╔══

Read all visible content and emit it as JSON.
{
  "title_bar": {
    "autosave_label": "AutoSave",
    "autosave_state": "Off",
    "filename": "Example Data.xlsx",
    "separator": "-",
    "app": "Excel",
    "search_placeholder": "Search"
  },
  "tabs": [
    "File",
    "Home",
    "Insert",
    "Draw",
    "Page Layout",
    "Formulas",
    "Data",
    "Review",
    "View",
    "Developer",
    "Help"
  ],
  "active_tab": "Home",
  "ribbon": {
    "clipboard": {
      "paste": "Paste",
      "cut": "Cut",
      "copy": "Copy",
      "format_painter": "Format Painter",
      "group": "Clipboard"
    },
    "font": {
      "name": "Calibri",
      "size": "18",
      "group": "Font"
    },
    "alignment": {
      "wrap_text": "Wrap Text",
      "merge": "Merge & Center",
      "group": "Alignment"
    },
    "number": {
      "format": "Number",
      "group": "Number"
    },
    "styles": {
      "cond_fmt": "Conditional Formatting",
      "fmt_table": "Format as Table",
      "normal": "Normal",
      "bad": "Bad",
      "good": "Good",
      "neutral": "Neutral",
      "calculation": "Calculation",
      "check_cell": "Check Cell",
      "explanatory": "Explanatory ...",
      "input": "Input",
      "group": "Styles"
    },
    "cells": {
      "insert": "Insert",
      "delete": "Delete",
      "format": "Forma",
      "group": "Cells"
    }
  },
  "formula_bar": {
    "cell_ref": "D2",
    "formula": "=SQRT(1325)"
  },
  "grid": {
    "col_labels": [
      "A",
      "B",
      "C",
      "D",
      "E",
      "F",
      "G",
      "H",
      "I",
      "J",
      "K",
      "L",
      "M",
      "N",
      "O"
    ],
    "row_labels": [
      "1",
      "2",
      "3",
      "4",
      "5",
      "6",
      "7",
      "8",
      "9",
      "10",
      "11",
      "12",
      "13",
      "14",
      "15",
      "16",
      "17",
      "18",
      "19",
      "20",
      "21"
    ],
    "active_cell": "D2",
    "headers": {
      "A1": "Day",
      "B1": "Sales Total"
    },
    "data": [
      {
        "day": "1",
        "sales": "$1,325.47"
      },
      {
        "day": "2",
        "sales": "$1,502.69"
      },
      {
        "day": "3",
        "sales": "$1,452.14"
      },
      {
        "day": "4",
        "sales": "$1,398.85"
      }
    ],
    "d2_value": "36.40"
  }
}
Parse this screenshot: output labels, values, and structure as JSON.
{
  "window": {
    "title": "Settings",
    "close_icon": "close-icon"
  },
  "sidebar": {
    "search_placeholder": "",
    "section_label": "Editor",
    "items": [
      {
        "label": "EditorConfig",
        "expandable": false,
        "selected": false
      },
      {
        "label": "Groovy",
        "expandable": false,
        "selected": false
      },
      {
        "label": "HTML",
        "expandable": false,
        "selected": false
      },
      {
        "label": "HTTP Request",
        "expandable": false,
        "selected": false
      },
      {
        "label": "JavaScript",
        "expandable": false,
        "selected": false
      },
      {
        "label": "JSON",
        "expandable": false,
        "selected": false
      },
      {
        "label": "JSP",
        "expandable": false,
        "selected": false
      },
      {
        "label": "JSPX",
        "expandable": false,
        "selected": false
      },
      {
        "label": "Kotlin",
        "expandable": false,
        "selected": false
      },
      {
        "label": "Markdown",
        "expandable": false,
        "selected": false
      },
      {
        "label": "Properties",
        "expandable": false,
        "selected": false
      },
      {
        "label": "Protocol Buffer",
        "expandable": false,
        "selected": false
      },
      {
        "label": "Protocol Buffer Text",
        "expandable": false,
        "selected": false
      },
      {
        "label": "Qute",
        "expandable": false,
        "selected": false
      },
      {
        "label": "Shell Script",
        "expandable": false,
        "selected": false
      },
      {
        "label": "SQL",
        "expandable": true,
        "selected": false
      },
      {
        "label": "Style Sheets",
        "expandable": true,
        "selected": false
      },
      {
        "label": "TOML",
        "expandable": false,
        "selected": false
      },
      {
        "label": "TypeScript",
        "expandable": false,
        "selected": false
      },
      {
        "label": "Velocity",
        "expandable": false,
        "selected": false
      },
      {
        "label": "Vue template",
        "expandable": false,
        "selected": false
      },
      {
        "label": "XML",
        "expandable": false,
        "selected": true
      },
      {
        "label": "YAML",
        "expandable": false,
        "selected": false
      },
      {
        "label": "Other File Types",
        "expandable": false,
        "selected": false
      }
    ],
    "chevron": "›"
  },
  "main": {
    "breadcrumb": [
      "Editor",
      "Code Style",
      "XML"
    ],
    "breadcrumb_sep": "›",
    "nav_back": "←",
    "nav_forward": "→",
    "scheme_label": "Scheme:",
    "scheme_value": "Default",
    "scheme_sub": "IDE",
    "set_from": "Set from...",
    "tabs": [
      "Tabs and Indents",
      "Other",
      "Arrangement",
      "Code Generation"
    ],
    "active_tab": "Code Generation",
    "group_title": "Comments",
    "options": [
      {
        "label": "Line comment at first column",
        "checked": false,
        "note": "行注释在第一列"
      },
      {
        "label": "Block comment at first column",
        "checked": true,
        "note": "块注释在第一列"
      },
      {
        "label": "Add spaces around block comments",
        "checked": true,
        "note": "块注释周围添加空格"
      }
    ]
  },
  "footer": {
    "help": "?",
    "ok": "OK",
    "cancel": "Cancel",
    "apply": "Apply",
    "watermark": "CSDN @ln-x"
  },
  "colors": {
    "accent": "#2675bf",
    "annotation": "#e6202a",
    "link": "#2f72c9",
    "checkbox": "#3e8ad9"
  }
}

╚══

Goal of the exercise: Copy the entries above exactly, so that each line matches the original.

Final answer:
Read all visible content and emit it as JSON.
{
  "title_bar": {
    "autosave_label": "AutoSave",
    "autosave_state": "Off",
    "filename": "Example Data.xlsx",
    "separator": "-",
    "app": "Excel",
    "search_placeholder": "Search"
  },
  "tabs": [
    "File",
    "Home",
    "Insert",
    "Draw",
    "Page Layout",
    "Formulas",
    "Data",
    "Review",
    "View",
    "Developer",
    "Help"
  ],
  "active_tab": "Home",
  "ribbon": {
    "clipboard": {
      "paste": "Paste",
      "cut": "Cut",
      "copy": "Copy",
      "format_painter": "Format Painter",
      "group": "Clipboard"
    },
    "font": {
      "name": "Calibri",
      "size": "18",
      "group": "Font"
    },
    "alignment": {
      "wrap_text": "Wrap Text",
      "merge": "Merge & Center",
      "group": "Alignment"
    },
    "number": {
      "format": "Number",
      "group": "Number"
    },
    "styles": {
      "cond_fmt": "Conditional Formatting",
      "fmt_table": "Format as Table",
      "normal": "Normal",
      "bad": "Bad",
      "good": "Good",
      "neutral": "Neutral",
      "calculation": "Calculation",
      "check_cell": "Check Cell",
      "explanatory": "Explanatory ...",
      "input": "Input",
      "group": "Styles"
    },
    "cells": {
      "insert": "Insert",
      "delete": "Delete",
      "format": "Forma",
      "group": "Cells"
    }
  },
  "formula_bar": {
    "cell_ref": "D2",
    "formula": "=SQRT(1325)"
  },
  "grid": {
    "col_labels": [
      "A",
      "B",
      "C",
      "D",
      "E",
      "F",
      "G",
      "H",
      "I",
      "J",
      "K",
      "L",
      "M",
      "N",
      "O"
    ],
    "row_labels": [
      "1",
      "2",
      "3",
      "4",
      "5",
      "6",
      "7",
      "8",
      "9",
      "10",
      "11",
      "12",
      "13",
      "14",
      "15",
      "16",
      "17",
      "18",
      "19",
      "20",
      "21"
    ],
    "active_cell": "D2",
    "headers": {
      "A1": "Day",
      "B1": "Sales Total"
    },
    "data": [
      {
        "day": "1",
        "sales": "$1,325.47"
      },
      {
        "day": "2",
        "sales": "$1,502.69"
      },
      {
        "day": "3",
        "sales": "$1,452.14"
      },
      {
        "day": "4",
        "sales": "$1,398.85"
      }
    ],
    "d2_value": "36.40"
  }
}
Parse this screenshot: output labels, values, and structure as JSON.
{
  "window": {
    "title": "Settings",
    "close_icon": "close-icon"
  },
  "sidebar": {
    "search_placeholder": "",
    "section_label": "Editor",
    "items": [
      {
        "label": "EditorConfig",
        "expandable": false,
        "selected": false
      },
      {
        "label": "Groovy",
        "expandable": false,
        "selected": false
      },
      {
        "label": "HTML",
        "expandable": false,
        "selected": false
      },
      {
        "label": "HTTP Request",
        "expandable": false,
        "selected": false
      },
      {
        "label": "JavaScript",
        "expandable": false,
        "selected": false
      },
      {
        "label": "JSON",
        "expandable": false,
        "selected": false
      },
      {
        "label": "JSP",
        "expandable": false,
        "selected": false
      },
      {
        "label": "JSPX",
        "expandable": false,
        "selected": false
      },
      {
        "label": "Kotlin",
        "expandable": false,
        "selected": false
      },
      {
        "label": "Markdown",
        "expandable": false,
        "selected": false
      },
      {
        "label": "Properties",
        "expandable": false,
        "selected": false
      },
      {
        "label": "Protocol Buffer",
        "expandable": false,
        "selected": false
      },
      {
        "label": "Protocol Buffer Text",
        "expandable": false,
        "selected": false
      },
      {
        "label": "Qute",
        "expandable": false,
        "selected": false
      },
      {
        "label": "Shell Script",
        "expandable": false,
        "selected": false
      },
      {
        "label": "SQL",
        "expandable": true,
        "selected": false
      },
      {
        "label": "Style Sheets",
        "expandable": true,
        "selected": false
      },
      {
        "label": "TOML",
        "expandable": false,
        "selected": false
      },
      {
        "label": "TypeScript",
        "expandable": false,
        "selected": false
      },
      {
        "label": "Velocity",
        "expandable": false,
        "selected": false
      },
      {
        "label": "Vue template",
        "expandable": false,
        "selected": false
      },
      {
        "label": "XML",
        "expandable": false,
        "selected": true
      },
      {
        "label": "YAML",
        "expandable": false,
        "selected": false
      },
      {
        "label": "Other File Types",
        "expandable": false,
        "selected": false
      }
    ],
    "chevron": "›"
  },
  "main": {
    "breadcrumb": [
      "Editor",
      "Code Style",
      "XML"
    ],
    "breadcrumb_sep": "›",
    "nav_back": "←",
    "nav_forward": "→",
    "scheme_label": "Scheme:",
    "scheme_value": "Default",
    "scheme_sub": "IDE",
    "set_from": "Set from...",
    "tabs": [
      "Tabs and Indents",
      "Other",
      "Arrangement",
      "Code Generation"
    ],
    "active_tab": "Code Generation",
    "group_title": "Comments",
    "options": [
      {
        "label": "Line comment at first column",
        "checked": false,
        "note": "行注释在第一列"
      },
      {
        "label": "Block comment at first column",
        "checked": true,
        "note": "块注释在第一列"
      },
      {
        "label": "Add spaces around block comments",
        "checked": true,
        "note": "块注释周围添加空格"
      }
    ]
  },
  "footer": {
    "help": "?",
    "ok": "OK",
    "cancel": "Cancel",
    "apply": "Apply",
    "watermark": "CSDN @ln-x"
  },
  "colors": {
    "accent": "#2675bf",
    "annotation": "#e6202a",
    "link": "#2f72c9",
    "checkbox": "#3e8ad9"
  }
}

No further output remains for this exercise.